STARRED REVIEW
March 23, 2016

Locked-room mystery in Northern Ireland

By Adrian McKinty

Rain Dogs, the fifth in Adrian McKinty’s Detective Sean Duffy crime series, glows with luminous portraits and firmly anchored scenes. Readers don’t have to search for some kernel of illumination in what the author is saying—it’s there in plain sight, a welcome change from many of the overstuffed tomes of the current day.

Share this Article:

Rain Dogs, the fifth in Adrian McKinty’s Detective Sean Duffy crime series, glows with luminous portraits and firmly anchored scenes. Readers don’t have to search for some kernel of illumination in what the author is saying—it’s there in plain sight, a welcome change from many of the overstuffed tomes of the current day. There’s barely a wasted word, and actions are never belabored—the phone never rings, you just get “Briiinnnggg.” Yet the book contains everything for the crime enthusiast, including a locked room (or should I say, castle), a brisk procedural, mystery with a noir look and great dialogue. It’s all set smack in the midst of the “Troubles” in 1980s Belfast, Northern Ireland.
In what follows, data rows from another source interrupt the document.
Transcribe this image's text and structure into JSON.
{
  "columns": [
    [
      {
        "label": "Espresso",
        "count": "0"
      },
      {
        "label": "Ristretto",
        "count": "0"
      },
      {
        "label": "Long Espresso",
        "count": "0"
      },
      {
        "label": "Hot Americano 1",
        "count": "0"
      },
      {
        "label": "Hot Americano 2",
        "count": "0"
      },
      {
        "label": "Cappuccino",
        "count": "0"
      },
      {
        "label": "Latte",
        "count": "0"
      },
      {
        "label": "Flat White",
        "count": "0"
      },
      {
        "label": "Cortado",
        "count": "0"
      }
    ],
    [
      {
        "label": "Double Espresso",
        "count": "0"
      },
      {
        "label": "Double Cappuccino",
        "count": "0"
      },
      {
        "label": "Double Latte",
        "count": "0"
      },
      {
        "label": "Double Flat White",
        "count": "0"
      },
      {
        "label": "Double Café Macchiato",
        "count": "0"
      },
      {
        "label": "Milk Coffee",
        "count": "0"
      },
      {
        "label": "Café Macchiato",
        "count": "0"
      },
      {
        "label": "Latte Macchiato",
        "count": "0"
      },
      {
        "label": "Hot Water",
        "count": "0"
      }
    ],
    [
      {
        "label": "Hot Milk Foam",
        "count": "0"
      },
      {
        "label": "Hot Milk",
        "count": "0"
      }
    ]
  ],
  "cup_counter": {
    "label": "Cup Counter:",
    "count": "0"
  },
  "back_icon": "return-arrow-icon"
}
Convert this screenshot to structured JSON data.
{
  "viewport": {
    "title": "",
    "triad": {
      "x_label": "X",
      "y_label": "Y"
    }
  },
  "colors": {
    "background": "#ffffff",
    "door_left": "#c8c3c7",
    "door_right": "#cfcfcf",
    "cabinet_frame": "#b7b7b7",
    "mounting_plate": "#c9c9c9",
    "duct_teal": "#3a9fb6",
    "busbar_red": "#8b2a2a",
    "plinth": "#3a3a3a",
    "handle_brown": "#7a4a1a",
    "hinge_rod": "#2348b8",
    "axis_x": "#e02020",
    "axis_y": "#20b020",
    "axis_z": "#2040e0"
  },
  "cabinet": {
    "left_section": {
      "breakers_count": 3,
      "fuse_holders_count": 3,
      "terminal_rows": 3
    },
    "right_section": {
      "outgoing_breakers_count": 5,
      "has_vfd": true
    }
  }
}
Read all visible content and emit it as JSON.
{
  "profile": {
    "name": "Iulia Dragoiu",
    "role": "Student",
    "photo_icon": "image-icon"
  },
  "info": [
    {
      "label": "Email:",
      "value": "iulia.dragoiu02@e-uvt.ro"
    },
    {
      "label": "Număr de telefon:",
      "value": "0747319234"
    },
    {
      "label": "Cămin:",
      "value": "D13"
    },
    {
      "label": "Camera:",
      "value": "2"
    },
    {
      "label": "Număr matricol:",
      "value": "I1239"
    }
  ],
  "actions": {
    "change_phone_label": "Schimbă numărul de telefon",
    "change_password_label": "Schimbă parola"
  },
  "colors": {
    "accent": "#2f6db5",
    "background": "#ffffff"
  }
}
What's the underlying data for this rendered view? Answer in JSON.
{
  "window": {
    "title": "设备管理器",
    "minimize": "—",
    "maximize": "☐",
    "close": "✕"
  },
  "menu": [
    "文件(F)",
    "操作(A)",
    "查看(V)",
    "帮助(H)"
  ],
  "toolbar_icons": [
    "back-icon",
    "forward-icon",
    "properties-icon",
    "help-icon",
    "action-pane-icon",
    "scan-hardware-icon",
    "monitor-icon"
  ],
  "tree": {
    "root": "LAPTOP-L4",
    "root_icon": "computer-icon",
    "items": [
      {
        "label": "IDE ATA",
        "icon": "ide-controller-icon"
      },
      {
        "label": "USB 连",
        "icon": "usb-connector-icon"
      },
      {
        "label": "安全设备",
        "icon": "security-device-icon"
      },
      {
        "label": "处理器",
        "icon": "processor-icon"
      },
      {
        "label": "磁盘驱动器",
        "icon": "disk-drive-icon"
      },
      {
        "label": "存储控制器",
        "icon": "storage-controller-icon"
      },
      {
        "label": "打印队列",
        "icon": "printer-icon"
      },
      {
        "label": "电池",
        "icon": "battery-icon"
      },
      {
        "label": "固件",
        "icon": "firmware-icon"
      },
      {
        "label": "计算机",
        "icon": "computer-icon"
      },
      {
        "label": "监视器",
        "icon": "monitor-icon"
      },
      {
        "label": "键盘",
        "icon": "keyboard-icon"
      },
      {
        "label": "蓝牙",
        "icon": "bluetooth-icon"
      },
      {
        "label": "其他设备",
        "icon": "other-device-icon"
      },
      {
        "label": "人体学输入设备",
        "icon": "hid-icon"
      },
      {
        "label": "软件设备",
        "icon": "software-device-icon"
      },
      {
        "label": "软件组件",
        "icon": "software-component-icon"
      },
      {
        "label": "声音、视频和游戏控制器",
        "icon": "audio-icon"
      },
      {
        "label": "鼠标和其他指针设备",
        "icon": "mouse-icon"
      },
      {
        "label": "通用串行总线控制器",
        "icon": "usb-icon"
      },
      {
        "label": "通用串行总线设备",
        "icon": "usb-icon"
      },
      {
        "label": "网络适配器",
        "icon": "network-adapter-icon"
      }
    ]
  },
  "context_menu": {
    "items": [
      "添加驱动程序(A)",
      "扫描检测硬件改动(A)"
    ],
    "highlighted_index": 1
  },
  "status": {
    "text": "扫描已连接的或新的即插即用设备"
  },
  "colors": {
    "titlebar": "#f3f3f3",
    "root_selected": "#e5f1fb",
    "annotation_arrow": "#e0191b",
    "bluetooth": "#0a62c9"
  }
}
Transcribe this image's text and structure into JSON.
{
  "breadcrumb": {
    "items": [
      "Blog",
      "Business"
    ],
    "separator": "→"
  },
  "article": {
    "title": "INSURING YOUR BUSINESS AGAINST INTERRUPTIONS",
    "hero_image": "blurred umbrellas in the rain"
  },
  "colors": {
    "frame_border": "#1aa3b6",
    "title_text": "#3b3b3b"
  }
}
Early one morning, a young journalist named Lily Bigelow is found dead beneath a high parapet inside the walls of the Anglo-Norman Carrickfergus castle, a tourist venue just outside Belfast. Search after search of the courtyard, dungeons and battlements appears to show that no one (unless it was the night watchman) could have killed her, though there appears to be no reason why she’d jump to her death.

Detective Duffy painstakingly retraces Lily’s tracks leading up to her death, delving into her recent conversations with fellow journalists and her assignment accompanying a Finnish trade mission to Northern Ireland as they decide whether to open a business in the Belfast area. Duffy is closely accompanied by Detective Constable Lawson, a cheeky, dead-smart lad full of dry observations—the perfect counterpoint to Duffy, who often wonders if the joke’s on him. Duffy is a flawed, vulnerable Irishman, 40-ish and struggling to convince himself—or maybe us—that his just-under-30 girlfriend isn’t too young for him. He’s fun and down to earth, and he talks to the reader in abbreviated sentences, so we’re drawn right into the snap of the book’s dialogue.

Pointedly, McKinty makes us aware of the daily dangers in Northern Ireland, as Duffy checks his car for bombs before each trip. The tragic murder of one of his colleagues is expressed simply, with stark effect. On the other hand, Duffy is full of humorous asides about his colleagues: “I said hey to some grizzled old cops who looked like rejects from Jim Henson’s Creature Shop.”

McKinty’s writing is so good it makes your head spin, and Rain Dogs has it all: intriguing plot, good Irish humor and a straightforward telling.

Trending Reviews

Get the Book

Rain Dogs

Rain Dogs

By Adrian McKinty
Seventh Street
ISBN 9781633881303

Sign Up

Stay on top of new releases: Sign up for our enewsletters to receive reading recommendations in your favorite genres.

Sign Up

Sign up to receive reading recommendations in your favorite genres!